# Activity:
Please report how many lines in the records below contain the word "nutritionCtx", and give nothing else.

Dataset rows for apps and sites
::::::::

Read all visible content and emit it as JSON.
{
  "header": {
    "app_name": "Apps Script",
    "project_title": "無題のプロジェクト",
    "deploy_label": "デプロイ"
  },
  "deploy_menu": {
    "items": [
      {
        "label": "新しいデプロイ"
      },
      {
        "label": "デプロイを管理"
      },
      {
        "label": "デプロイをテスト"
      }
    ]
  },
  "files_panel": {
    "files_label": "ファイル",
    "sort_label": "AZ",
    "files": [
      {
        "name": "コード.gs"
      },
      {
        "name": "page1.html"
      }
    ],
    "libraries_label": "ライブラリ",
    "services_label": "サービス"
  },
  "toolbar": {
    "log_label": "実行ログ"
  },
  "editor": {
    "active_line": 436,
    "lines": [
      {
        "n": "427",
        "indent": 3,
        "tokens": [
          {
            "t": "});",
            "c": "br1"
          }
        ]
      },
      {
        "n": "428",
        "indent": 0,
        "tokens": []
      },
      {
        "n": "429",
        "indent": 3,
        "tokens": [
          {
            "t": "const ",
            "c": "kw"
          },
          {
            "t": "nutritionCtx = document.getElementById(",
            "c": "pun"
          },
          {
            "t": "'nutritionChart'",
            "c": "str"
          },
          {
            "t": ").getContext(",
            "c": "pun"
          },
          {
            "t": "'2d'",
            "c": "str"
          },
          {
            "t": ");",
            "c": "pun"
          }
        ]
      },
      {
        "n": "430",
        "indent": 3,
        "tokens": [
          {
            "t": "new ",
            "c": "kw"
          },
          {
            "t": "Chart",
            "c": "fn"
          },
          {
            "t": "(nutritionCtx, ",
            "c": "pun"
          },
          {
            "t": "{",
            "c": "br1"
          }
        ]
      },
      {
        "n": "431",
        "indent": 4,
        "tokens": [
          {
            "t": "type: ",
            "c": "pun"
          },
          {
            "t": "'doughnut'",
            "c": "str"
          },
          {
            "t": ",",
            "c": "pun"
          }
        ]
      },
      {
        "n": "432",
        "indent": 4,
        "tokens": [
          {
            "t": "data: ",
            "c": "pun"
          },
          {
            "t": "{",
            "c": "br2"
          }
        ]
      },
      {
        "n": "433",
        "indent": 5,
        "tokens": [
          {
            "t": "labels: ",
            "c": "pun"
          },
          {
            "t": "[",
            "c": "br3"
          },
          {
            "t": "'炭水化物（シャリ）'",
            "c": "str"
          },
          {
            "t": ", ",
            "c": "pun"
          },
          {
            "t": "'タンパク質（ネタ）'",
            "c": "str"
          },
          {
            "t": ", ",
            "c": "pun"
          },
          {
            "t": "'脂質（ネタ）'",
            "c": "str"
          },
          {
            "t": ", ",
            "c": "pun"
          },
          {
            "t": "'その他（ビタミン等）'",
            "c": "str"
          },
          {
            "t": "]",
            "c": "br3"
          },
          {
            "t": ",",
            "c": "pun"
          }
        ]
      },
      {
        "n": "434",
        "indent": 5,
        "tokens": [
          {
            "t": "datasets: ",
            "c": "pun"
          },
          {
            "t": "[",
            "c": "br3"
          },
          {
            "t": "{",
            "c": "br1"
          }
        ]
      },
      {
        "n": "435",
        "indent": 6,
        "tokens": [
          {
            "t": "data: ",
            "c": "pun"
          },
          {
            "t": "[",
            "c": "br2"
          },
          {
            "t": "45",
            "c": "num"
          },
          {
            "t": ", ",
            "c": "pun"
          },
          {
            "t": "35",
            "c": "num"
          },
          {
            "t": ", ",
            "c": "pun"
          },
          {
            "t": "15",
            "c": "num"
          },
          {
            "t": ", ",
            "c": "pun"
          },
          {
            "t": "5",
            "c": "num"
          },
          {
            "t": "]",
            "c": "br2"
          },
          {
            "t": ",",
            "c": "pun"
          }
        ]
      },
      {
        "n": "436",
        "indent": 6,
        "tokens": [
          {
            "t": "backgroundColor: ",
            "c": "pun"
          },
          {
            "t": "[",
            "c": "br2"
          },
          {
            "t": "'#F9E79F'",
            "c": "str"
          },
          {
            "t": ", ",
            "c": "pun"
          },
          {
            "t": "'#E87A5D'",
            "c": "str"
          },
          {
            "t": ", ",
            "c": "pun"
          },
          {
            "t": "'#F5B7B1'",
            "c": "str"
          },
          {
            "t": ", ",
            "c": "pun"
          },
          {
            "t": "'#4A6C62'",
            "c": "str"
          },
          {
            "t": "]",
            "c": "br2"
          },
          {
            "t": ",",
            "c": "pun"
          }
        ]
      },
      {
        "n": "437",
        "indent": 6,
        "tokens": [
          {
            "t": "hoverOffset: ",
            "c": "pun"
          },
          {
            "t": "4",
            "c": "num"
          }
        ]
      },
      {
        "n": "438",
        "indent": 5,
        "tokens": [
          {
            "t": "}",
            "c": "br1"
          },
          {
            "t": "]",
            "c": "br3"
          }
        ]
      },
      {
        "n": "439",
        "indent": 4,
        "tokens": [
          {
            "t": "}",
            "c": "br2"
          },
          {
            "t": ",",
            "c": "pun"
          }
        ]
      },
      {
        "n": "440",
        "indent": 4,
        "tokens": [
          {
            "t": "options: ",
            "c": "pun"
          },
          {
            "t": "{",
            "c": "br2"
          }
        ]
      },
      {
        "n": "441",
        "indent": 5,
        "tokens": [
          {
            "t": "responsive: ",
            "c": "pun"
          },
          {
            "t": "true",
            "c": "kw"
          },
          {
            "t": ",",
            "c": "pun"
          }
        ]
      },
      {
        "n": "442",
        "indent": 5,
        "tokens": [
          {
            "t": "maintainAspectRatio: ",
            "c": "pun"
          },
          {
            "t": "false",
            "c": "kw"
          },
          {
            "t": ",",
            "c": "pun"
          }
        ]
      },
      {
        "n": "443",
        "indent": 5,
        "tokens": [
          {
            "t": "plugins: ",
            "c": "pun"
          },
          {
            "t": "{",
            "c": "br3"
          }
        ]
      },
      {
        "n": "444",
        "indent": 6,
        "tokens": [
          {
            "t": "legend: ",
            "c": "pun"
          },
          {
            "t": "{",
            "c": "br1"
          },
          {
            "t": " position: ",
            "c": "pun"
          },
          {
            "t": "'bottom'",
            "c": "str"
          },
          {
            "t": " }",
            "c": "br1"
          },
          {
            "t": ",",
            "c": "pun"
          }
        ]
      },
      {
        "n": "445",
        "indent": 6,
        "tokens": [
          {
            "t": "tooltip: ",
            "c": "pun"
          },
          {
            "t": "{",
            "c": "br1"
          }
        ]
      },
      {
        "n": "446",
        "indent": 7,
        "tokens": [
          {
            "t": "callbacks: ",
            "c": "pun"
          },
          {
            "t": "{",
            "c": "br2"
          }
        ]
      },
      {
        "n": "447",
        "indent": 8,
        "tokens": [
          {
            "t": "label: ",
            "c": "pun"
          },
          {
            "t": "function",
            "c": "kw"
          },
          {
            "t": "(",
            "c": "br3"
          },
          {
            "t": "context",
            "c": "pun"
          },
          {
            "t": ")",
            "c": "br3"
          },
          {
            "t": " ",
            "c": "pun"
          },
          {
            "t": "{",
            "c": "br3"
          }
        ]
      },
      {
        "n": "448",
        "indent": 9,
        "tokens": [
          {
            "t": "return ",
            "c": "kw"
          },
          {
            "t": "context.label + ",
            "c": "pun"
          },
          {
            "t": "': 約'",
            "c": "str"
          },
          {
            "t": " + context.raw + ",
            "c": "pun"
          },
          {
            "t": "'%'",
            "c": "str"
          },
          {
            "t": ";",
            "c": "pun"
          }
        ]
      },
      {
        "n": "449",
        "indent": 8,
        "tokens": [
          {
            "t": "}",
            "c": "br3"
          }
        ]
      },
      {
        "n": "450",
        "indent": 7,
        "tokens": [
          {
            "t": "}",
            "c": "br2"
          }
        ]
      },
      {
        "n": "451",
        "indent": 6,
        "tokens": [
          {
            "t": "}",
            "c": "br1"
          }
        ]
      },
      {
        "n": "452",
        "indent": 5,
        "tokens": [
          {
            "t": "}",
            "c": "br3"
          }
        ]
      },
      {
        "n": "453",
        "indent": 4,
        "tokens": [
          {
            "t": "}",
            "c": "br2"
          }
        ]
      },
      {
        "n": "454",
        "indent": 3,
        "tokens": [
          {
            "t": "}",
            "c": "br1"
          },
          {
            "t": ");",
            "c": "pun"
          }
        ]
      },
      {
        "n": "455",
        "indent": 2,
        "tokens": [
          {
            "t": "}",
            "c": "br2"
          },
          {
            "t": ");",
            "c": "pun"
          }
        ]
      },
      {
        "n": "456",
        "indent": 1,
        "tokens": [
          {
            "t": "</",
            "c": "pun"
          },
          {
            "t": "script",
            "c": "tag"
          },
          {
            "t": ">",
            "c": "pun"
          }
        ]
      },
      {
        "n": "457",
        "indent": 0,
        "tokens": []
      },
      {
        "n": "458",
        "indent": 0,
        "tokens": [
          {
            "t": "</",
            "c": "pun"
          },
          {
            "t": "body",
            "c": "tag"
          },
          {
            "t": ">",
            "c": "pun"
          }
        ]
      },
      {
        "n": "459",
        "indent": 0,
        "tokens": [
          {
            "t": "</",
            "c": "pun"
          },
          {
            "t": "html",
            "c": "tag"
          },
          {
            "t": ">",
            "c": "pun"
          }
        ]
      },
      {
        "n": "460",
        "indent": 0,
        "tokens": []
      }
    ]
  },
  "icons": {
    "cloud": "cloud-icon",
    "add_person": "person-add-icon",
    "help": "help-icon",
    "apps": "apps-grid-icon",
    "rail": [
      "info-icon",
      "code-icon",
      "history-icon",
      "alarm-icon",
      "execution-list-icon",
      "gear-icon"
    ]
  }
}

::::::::

# Reply:
2